## [SOURCE RECORDS]

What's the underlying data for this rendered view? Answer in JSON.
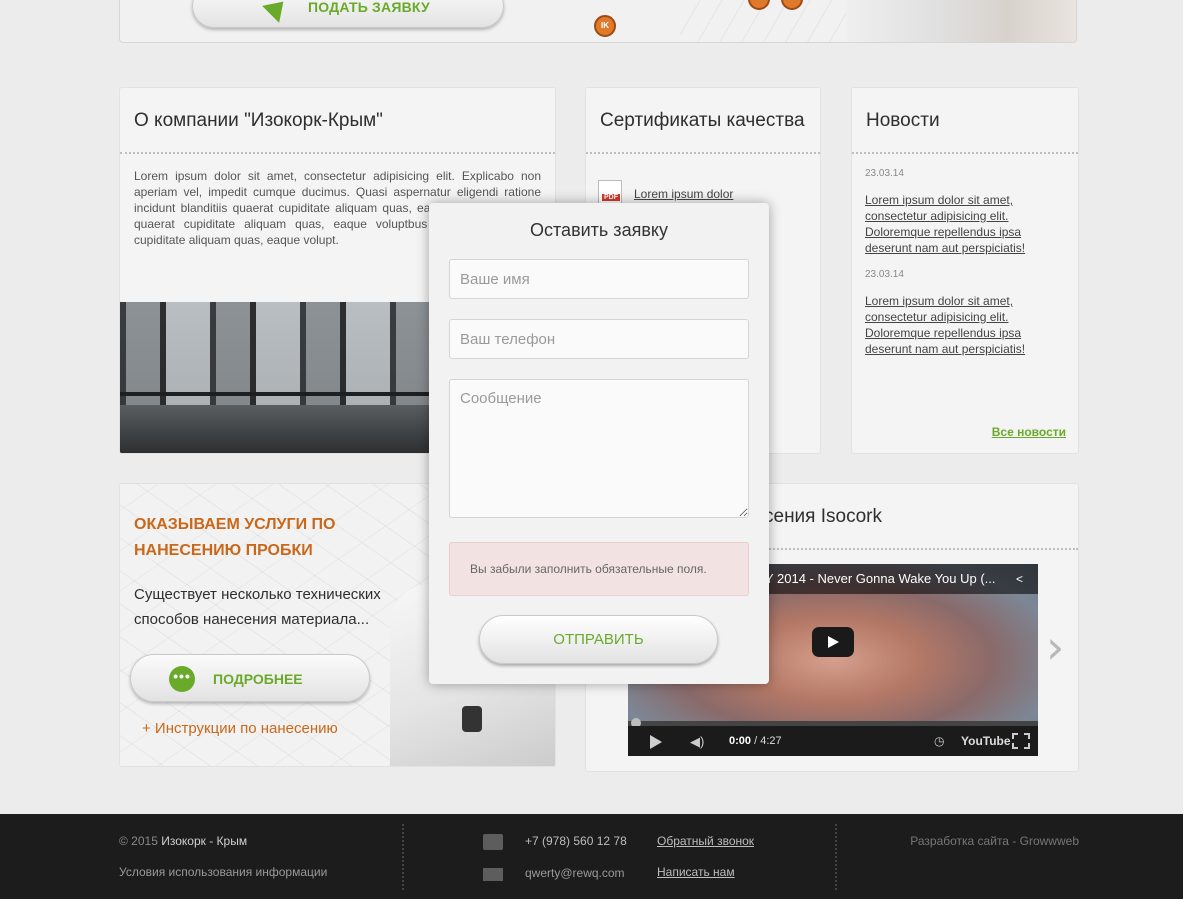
{
  "hero": {
    "apply_label": "ПОДАТЬ ЗАЯВКУ",
    "marker_label": "IK"
  },
  "about": {
    "title": "О компании \"Изокорк-Крым\"",
    "text": "Lorem ipsum dolor sit amet, consectetur adipisicing elit. Explicabo non aperiam vel, impedit cumque ducimus. Quasi aspernatur eligendi ratione incidunt blanditiis quaerat cupiditate aliquam quas, eaque voluptbus sequi quaerat cupiditate aliquam quas, eaque voluptbus sequi itlis quaerat cupiditate aliquam quas, eaque volupt."
  },
  "certificates": {
    "title": "Сертификаты качества",
    "items": [
      {
        "label": "Lorem ipsum dolor",
        "icon": "pdf-icon"
      }
    ]
  },
  "news": {
    "title": "Новости",
    "items": [
      {
        "date": "23.03.14",
        "text": "Lorem ipsum dolor sit amet, consectetur adipisicing elit. Doloremque repellendus ipsa deserunt nam aut perspiciatis!"
      },
      {
        "date": "23.03.14",
        "text": "Lorem ipsum dolor sit amet, consectetur adipisicing elit. Doloremque repellendus ipsa deserunt nam aut perspiciatis!"
      }
    ],
    "all_label": "Все новости"
  },
  "services": {
    "title": "ОКАЗЫВАЕМ УСЛУГИ ПО НАНЕСЕНИЮ ПРОБКИ",
    "subtitle": "Существует несколько технических способов нанесения материала...",
    "more_label": "ПОДРОБНЕЕ",
    "more_icon": "•••",
    "instructions_label": "+ Инструкции по нанесению"
  },
  "video_panel": {
    "title": "сения Isocork",
    "video_title": "Y 2014 - Never Gonna Wake You Up (...",
    "time_current": "0:00",
    "time_total": " / 4:27",
    "youtube_label": "YouTube"
  },
  "modal": {
    "title": "Оставить заявку",
    "name_placeholder": "Ваше имя",
    "phone_placeholder": "Ваш телефон",
    "message_placeholder": "Сообщение",
    "error": "Вы забыли заполнить обязательные поля.",
    "submit_label": "ОТПРАВИТЬ"
  },
  "footer": {
    "copyright_prefix": "© 2015 ",
    "company": "Изокорк - Крым",
    "terms": "Условия использования информации",
    "phone": "+7 (978) 560 12 78",
    "email": "qwerty@rewq.com",
    "callback": "Обратный звонок",
    "write_us": "Написать нам",
    "developer": "Разработка сайта - Growwweb"
  },
  "colors": {
    "accent_green": "#6aaa2a",
    "accent_orange": "#c9681a",
    "footer_bg": "#1c1c1c"
  }
}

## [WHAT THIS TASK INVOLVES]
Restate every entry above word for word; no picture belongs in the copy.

## [TASK OUTPUT]
What's the underlying data for this rendered view? Answer in JSON.
{
  "hero": {
    "apply_label": "ПОДАТЬ ЗАЯВКУ",
    "marker_label": "IK"
  },
  "about": {
    "title": "О компании \"Изокорк-Крым\"",
    "text": "Lorem ipsum dolor sit amet, consectetur adipisicing elit. Explicabo non aperiam vel, impedit cumque ducimus. Quasi aspernatur eligendi ratione incidunt blanditiis quaerat cupiditate aliquam quas, eaque voluptbus sequi quaerat cupiditate aliquam quas, eaque voluptbus sequi itlis quaerat cupiditate aliquam quas, eaque volupt."
  },
  "certificates": {
    "title": "Сертификаты качества",
    "items": [
      {
        "label": "Lorem ipsum dolor",
        "icon": "pdf-icon"
      }
    ]
  },
  "news": {
    "title": "Новости",
    "items": [
      {
        "date": "23.03.14",
        "text": "Lorem ipsum dolor sit amet, consectetur adipisicing elit. Doloremque repellendus ipsa deserunt nam aut perspiciatis!"
      },
      {
        "date": "23.03.14",
        "text": "Lorem ipsum dolor sit amet, consectetur adipisicing elit. Doloremque repellendus ipsa deserunt nam aut perspiciatis!"
      }
    ],
    "all_label": "Все новости"
  },
  "services": {
    "title": "ОКАЗЫВАЕМ УСЛУГИ ПО НАНЕСЕНИЮ ПРОБКИ",
    "subtitle": "Существует несколько технических способов нанесения материала...",
    "more_label": "ПОДРОБНЕЕ",
    "more_icon": "•••",
    "instructions_label": "+ Инструкции по нанесению"
  },
  "video_panel": {
    "title": "сения Isocork",
    "video_title": "Y 2014 - Never Gonna Wake You Up (...",
    "time_current": "0:00",
    "time_total": " / 4:27",
    "youtube_label": "YouTube"
  },
  "modal": {
    "title": "Оставить заявку",
    "name_placeholder": "Ваше имя",
    "phone_placeholder": "Ваш телефон",
    "message_placeholder": "Сообщение",
    "error": "Вы забыли заполнить обязательные поля.",
    "submit_label": "ОТПРАВИТЬ"
  },
  "footer": {
    "copyright_prefix": "© 2015 ",
    "company": "Изокорк - Крым",
    "terms": "Условия использования информации",
    "phone": "+7 (978) 560 12 78",
    "email": "qwerty@rewq.com",
    "callback": "Обратный звонок",
    "write_us": "Написать нам",
    "developer": "Разработка сайта - Growwweb"
  },
  "colors": {
    "accent_green": "#6aaa2a",
    "accent_orange": "#c9681a",
    "footer_bg": "#1c1c1c"
  }
}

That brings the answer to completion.